Next Wave Festival
BAM Howard Gilman Opera House, NYC
December 9–12, 2009
Reviewed by Eva Yaa Asantewaa
Antony Hamilton in
Mortal Engine. Photo by Andrew Curtis, Courtesy BAM.
The Mothership has landed! Mortal Engine—a technical spectacle, premiered in 2008 and recently flown to New York by Australia’s Chunky Move—puts most other multimedia productions to shame.
In this hour-long work, six men and women portray ”unformed beings in an unfamiliar landscape”—the program notes inform us in typically vague, dispassionate language—“searching to connect and evolve in a constant state of becoming.” They mount, creep across or plaster their backs against a broad platform that dramatically alters itself by tilting partway or all the way up from the floor or opening flaps for various segments of the action.
Designed by Richard Dinnen and director-choreographer Gideon Obarzanek, this set also serves as a screen for an array of dizzying, abstract video projections generated by the responsive interaction of Frieder Weiss’s sound- and motion-sensing software with Ben Frost’s wild electronic score and the dancers’ movements.

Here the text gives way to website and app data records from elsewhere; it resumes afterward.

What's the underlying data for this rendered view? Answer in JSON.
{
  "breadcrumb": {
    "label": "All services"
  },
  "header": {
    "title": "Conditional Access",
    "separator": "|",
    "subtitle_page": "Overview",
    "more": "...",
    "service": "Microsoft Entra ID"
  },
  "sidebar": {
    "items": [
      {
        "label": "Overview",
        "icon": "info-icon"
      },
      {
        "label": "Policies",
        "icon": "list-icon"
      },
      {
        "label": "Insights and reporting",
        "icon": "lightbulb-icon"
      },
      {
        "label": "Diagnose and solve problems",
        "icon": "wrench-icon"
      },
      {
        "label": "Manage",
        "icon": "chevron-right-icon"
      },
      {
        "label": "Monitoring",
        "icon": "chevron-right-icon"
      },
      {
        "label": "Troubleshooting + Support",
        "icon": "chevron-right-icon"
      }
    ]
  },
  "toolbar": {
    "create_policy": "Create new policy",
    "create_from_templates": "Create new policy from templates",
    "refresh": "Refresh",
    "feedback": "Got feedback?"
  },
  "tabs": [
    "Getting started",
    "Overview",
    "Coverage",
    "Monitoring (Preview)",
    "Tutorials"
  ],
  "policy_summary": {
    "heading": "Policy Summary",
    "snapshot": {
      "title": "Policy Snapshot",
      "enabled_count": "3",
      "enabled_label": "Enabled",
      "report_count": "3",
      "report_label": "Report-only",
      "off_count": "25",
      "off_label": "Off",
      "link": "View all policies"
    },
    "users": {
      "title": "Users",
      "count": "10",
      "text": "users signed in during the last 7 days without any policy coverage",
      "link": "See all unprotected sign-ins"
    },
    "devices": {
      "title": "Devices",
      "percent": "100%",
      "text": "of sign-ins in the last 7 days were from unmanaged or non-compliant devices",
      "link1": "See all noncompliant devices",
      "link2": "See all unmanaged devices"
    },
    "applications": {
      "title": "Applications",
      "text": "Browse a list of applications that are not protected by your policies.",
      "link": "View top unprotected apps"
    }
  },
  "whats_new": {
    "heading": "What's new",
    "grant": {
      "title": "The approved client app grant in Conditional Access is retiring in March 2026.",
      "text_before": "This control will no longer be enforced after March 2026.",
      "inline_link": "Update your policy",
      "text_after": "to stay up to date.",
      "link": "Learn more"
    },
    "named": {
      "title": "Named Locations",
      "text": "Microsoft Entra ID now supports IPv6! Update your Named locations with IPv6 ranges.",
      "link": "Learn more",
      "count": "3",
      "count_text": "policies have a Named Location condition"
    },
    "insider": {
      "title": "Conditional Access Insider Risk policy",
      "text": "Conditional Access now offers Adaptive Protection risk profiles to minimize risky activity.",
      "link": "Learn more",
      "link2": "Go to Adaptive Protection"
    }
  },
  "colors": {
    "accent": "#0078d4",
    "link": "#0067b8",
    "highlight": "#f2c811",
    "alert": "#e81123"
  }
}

By the end, you’re convinced that you can’t look at a body without also perceiving its oscillating circles and spaghetti heaps of light, its high-pitched buzzes, its smudgy shadows, its metallic crunches. There you have it, ladies and gentlemen—induced synaesthesia.
For the most part, individual humanity gets splattered and submerged by special effects, turning dancers themselves into spray-paint graffiti. Just when this starts to get stale, we’re hit with a huge 3D laser effect that would not be out of place in a high-budget sci-fi movie. (Think “black hole”—only this hole is a beautiful, shimmering electric green.) Viewers in the mood for this sort of thing will be seriously dazzled.
I thought back—way, way back—to the days of that low-tech effects-wizard Alwin Nikolais and marveled at how far we had come and how far we had not come. There’s still no there there. Mortal Engine goes for the big wow! But it achieves more of a “Wow, what was that I just saw?”